§ WORK TO BE COMPLETED: Copy all entries exactly, and wherever an entry holds a picture, leave that picture out.

= = =

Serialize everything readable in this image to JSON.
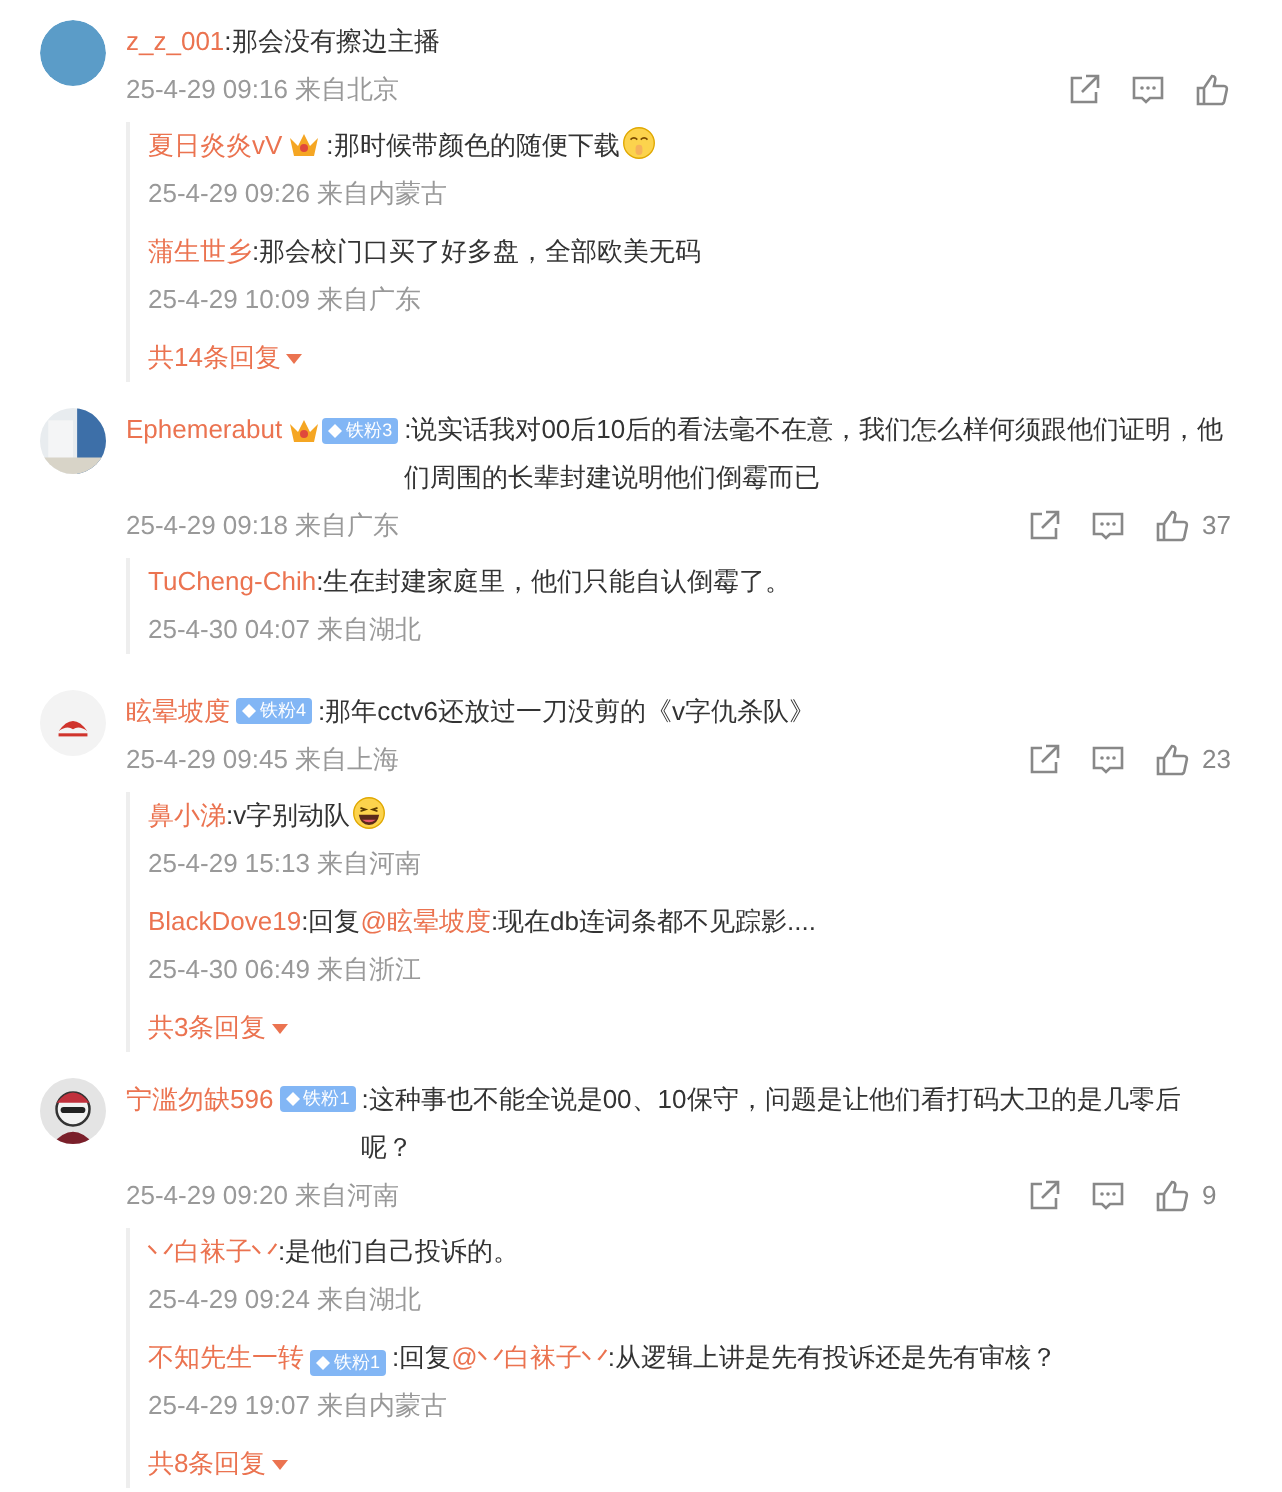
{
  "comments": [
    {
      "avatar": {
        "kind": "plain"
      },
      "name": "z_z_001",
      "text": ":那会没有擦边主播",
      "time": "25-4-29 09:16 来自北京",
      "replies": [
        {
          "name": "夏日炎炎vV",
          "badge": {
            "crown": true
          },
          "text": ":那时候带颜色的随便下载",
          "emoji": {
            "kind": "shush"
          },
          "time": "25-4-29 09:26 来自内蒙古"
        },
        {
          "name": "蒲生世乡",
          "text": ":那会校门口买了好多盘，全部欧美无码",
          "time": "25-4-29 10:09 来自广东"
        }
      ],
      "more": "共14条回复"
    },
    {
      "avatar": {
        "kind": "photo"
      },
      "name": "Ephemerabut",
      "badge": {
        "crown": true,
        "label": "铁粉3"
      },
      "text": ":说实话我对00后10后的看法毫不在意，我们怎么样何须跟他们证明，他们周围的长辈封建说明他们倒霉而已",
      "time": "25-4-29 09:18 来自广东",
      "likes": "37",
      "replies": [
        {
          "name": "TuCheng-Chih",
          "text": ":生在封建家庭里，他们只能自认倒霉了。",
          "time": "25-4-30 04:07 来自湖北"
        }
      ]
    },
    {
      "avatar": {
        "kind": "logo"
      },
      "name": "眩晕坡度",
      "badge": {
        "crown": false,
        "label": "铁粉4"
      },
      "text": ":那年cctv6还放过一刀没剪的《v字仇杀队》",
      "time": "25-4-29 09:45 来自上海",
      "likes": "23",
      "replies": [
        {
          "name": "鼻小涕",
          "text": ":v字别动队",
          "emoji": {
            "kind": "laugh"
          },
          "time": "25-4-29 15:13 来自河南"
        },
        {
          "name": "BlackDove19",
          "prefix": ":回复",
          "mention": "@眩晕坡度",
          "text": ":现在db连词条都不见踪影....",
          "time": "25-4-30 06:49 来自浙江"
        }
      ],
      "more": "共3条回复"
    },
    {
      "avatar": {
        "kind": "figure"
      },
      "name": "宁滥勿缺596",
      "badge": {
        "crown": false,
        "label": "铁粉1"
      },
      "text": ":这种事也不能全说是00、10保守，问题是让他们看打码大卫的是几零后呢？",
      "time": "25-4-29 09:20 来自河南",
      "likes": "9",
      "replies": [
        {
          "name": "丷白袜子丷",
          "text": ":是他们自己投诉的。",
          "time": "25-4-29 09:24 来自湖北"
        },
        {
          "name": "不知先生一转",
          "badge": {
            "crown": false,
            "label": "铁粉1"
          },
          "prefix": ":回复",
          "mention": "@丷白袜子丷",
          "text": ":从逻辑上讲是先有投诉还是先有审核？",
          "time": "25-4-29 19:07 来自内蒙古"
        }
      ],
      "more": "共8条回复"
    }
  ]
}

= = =

§ EXERCISE ANSWER:
Serialize everything readable in this image to JSON.
{
  "comments": [
    {
      "avatar": {
        "kind": "plain"
      },
      "name": "z_z_001",
      "text": ":那会没有擦边主播",
      "time": "25-4-29 09:16 来自北京",
      "replies": [
        {
          "name": "夏日炎炎vV",
          "badge": {
            "crown": true
          },
          "text": ":那时候带颜色的随便下载",
          "emoji": {
            "kind": "shush"
          },
          "time": "25-4-29 09:26 来自内蒙古"
        },
        {
          "name": "蒲生世乡",
          "text": ":那会校门口买了好多盘，全部欧美无码",
          "time": "25-4-29 10:09 来自广东"
        }
      ],
      "more": "共14条回复"
    },
    {
      "avatar": {
        "kind": "photo"
      },
      "name": "Ephemerabut",
      "badge": {
        "crown": true,
        "label": "铁粉3"
      },
      "text": ":说实话我对00后10后的看法毫不在意，我们怎么样何须跟他们证明，他们周围的长辈封建说明他们倒霉而已",
      "time": "25-4-29 09:18 来自广东",
      "likes": "37",
      "replies": [
        {
          "name": "TuCheng-Chih",
          "text": ":生在封建家庭里，他们只能自认倒霉了。",
          "time": "25-4-30 04:07 来自湖北"
        }
      ]
    },
    {
      "avatar": {
        "kind": "logo"
      },
      "name": "眩晕坡度",
      "badge": {
        "crown": false,
        "label": "铁粉4"
      },
      "text": ":那年cctv6还放过一刀没剪的《v字仇杀队》",
      "time": "25-4-29 09:45 来自上海",
      "likes": "23",
      "replies": [
        {
          "name": "鼻小涕",
          "text": ":v字别动队",
          "emoji": {
            "kind": "laugh"
          },
          "time": "25-4-29 15:13 来自河南"
        },
        {
          "name": "BlackDove19",
          "prefix": ":回复",
          "mention": "@眩晕坡度",
          "text": ":现在db连词条都不见踪影....",
          "time": "25-4-30 06:49 来自浙江"
        }
      ],
      "more": "共3条回复"
    },
    {
      "avatar": {
        "kind": "figure"
      },
      "name": "宁滥勿缺596",
      "badge": {
        "crown": false,
        "label": "铁粉1"
      },
      "text": ":这种事也不能全说是00、10保守，问题是让他们看打码大卫的是几零后呢？",
      "time": "25-4-29 09:20 来自河南",
      "likes": "9",
      "replies": [
        {
          "name": "丷白袜子丷",
          "text": ":是他们自己投诉的。",
          "time": "25-4-29 09:24 来自湖北"
        },
        {
          "name": "不知先生一转",
          "badge": {
            "crown": false,
            "label": "铁粉1"
          },
          "prefix": ":回复",
          "mention": "@丷白袜子丷",
          "text": ":从逻辑上讲是先有投诉还是先有审核？",
          "time": "25-4-29 19:07 来自内蒙古"
        }
      ],
      "more": "共8条回复"
    }
  ]
}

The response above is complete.